In reality the actual battle took place just outside the famous Belgian city, not in the city as popularly believed. The most fierce fighting between the ‘allied’ forces led by the Wellington and Napoleon Army took place on the grounds near Braine-l’ Alleud. The epicenter of the battle was the ‘Chateau Hougoumont’ farmhouse, which saw the most intense clashes between the two forces. Recent discoveries of the remains of the soldiers killed during the battle, has further clarified the myths surrounding the site of the battle of Waterloo.

Wellington’s Army was ‘All British’

Historians have always stressed the fact that Wellington’s Army was not exclusively a British Army, rather it was a mish-mash of various European groups. According to Wilbur Gary out of 74,000 troops led by Wellington only 38% were British, while a staggering 28% of the lot were Dutch-Belgians. Rest of the Wellington’s Army was fragments of various German-speaking people (Hanoverians and Brunswickers).

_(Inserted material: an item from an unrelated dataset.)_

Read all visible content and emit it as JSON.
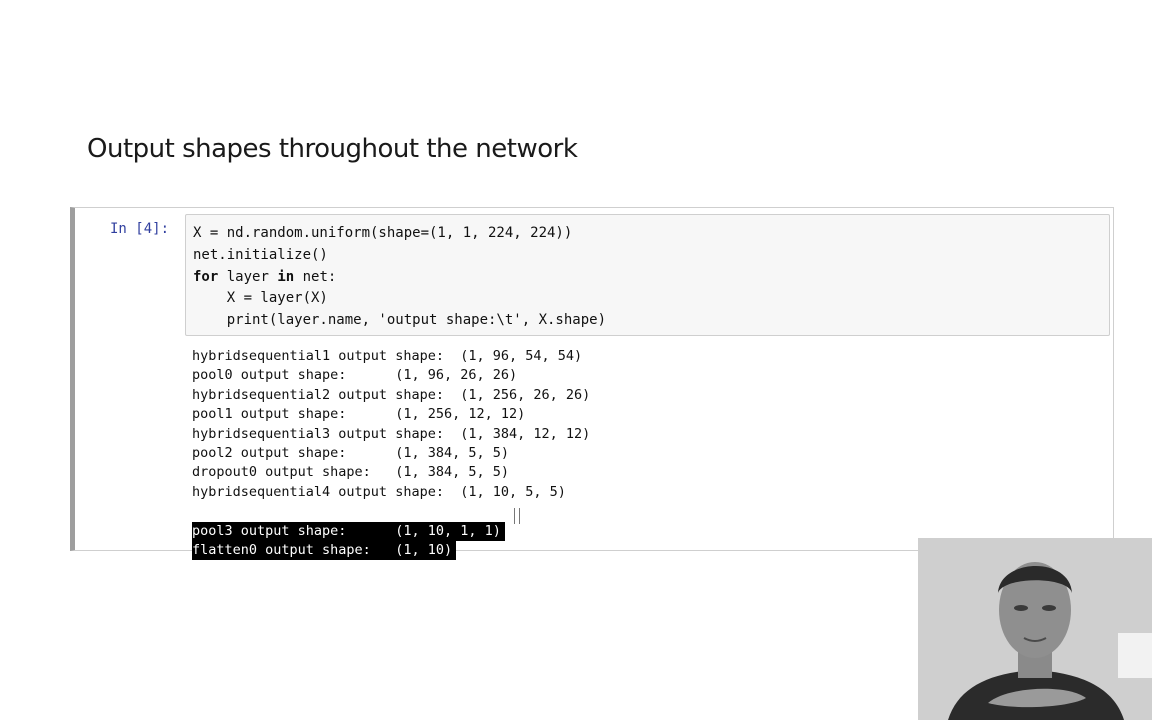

The Rothschilds Exploited the Battle

A few years after Britain and its Allies defeated the Napoleonic Army in the Battle of Waterloo, a conspiracy started brewing surrounding the events in the immediate aftermath of the battle. Reportedly in the summer of 1846 a pamphlet started circulating up and down the European continent, claiming to unveil some mysteries surrounding the Battle of Waterloo. The pamphlet with a rather ominous signature ‘Satan’, stated that the biggest banking dynasty of the time ‘the Rothschilds’ used the battle to make a fortune for themselves. According to the pamphlet Nathan Rothschilds, who was the founder of the dynasty, overlooked the matters of Wellington’s Army. After the battle, Nathan quickly raced back to London before any news of the battle had reached the Capital. He then used the result of the battle to play the markets and made a big fortune, The Independent reports.

In reality this was a cheap shot at anti-Semitic propaganda, since Nathan Rothschilds was Jewish. The irony is that a large number of people still hold the belief that Jews somehow manipulated politics and world events in their favor.

Ian Harvey

Ian Harvey is one of the authors writing for WAR HISTORY ONLINE